#### WHAT IS NEEDED
Set down each entry exactly as it stands, without altering a single character.

Web page and app entries

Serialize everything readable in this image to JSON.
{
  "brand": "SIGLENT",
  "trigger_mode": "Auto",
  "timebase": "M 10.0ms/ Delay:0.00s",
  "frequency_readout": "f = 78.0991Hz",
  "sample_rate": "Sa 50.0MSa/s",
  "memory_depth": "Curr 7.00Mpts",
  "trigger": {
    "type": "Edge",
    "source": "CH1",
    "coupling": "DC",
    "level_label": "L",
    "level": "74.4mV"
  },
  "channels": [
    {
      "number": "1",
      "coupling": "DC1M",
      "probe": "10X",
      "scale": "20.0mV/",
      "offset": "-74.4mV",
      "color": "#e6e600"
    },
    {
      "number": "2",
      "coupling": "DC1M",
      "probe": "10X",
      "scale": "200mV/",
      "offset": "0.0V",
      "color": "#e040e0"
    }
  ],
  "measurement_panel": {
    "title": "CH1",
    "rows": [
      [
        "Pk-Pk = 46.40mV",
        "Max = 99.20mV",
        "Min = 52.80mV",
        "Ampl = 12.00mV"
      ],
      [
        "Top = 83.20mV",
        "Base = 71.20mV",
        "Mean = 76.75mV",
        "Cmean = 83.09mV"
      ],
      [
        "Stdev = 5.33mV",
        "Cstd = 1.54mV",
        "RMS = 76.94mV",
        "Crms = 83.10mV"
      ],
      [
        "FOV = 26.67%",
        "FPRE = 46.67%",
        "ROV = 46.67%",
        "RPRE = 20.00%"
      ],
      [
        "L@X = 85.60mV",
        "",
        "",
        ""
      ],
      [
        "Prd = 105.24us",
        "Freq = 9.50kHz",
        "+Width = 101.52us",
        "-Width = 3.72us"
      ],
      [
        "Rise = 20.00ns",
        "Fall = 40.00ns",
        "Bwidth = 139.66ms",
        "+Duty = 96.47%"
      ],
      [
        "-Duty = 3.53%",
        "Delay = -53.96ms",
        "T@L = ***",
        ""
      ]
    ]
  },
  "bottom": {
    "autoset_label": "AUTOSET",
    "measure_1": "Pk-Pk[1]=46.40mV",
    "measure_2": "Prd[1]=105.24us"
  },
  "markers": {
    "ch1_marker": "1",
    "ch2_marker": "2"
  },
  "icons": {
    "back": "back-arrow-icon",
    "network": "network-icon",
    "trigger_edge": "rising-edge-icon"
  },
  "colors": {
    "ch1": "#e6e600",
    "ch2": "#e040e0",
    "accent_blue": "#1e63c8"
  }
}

#### EXERCISE RESPONSE
Serialize everything readable in this image to JSON.
{
  "brand": "SIGLENT",
  "trigger_mode": "Auto",
  "timebase": "M 10.0ms/ Delay:0.00s",
  "frequency_readout": "f = 78.0991Hz",
  "sample_rate": "Sa 50.0MSa/s",
  "memory_depth": "Curr 7.00Mpts",
  "trigger": {
    "type": "Edge",
    "source": "CH1",
    "coupling": "DC",
    "level_label": "L",
    "level": "74.4mV"
  },
  "channels": [
    {
      "number": "1",
      "coupling": "DC1M",
      "probe": "10X",
      "scale": "20.0mV/",
      "offset": "-74.4mV",
      "color": "#e6e600"
    },
    {
      "number": "2",
      "coupling": "DC1M",
      "probe": "10X",
      "scale": "200mV/",
      "offset": "0.0V",
      "color": "#e040e0"
    }
  ],
  "measurement_panel": {
    "title": "CH1",
    "rows": [
      [
        "Pk-Pk = 46.40mV",
        "Max = 99.20mV",
        "Min = 52.80mV",
        "Ampl = 12.00mV"
      ],
      [
        "Top = 83.20mV",
        "Base = 71.20mV",
        "Mean = 76.75mV",
        "Cmean = 83.09mV"
      ],
      [
        "Stdev = 5.33mV",
        "Cstd = 1.54mV",
        "RMS = 76.94mV",
        "Crms = 83.10mV"
      ],
      [
        "FOV = 26.67%",
        "FPRE = 46.67%",
        "ROV = 46.67%",
        "RPRE = 20.00%"
      ],
      [
        "L@X = 85.60mV",
        "",
        "",
        ""
      ],
      [
        "Prd = 105.24us",
        "Freq = 9.50kHz",
        "+Width = 101.52us",
        "-Width = 3.72us"
      ],
      [
        "Rise = 20.00ns",
        "Fall = 40.00ns",
        "Bwidth = 139.66ms",
        "+Duty = 96.47%"
      ],
      [
        "-Duty = 3.53%",
        "Delay = -53.96ms",
        "T@L = ***",
        ""
      ]
    ]
  },
  "bottom": {
    "autoset_label": "AUTOSET",
    "measure_1": "Pk-Pk[1]=46.40mV",
    "measure_2": "Prd[1]=105.24us"
  },
  "markers": {
    "ch1_marker": "1",
    "ch2_marker": "2"
  },
  "icons": {
    "back": "back-arrow-icon",
    "network": "network-icon",
    "trigger_edge": "rising-edge-icon"
  },
  "colors": {
    "ch1": "#e6e600",
    "ch2": "#e040e0",
    "accent_blue": "#1e63c8"
  }
}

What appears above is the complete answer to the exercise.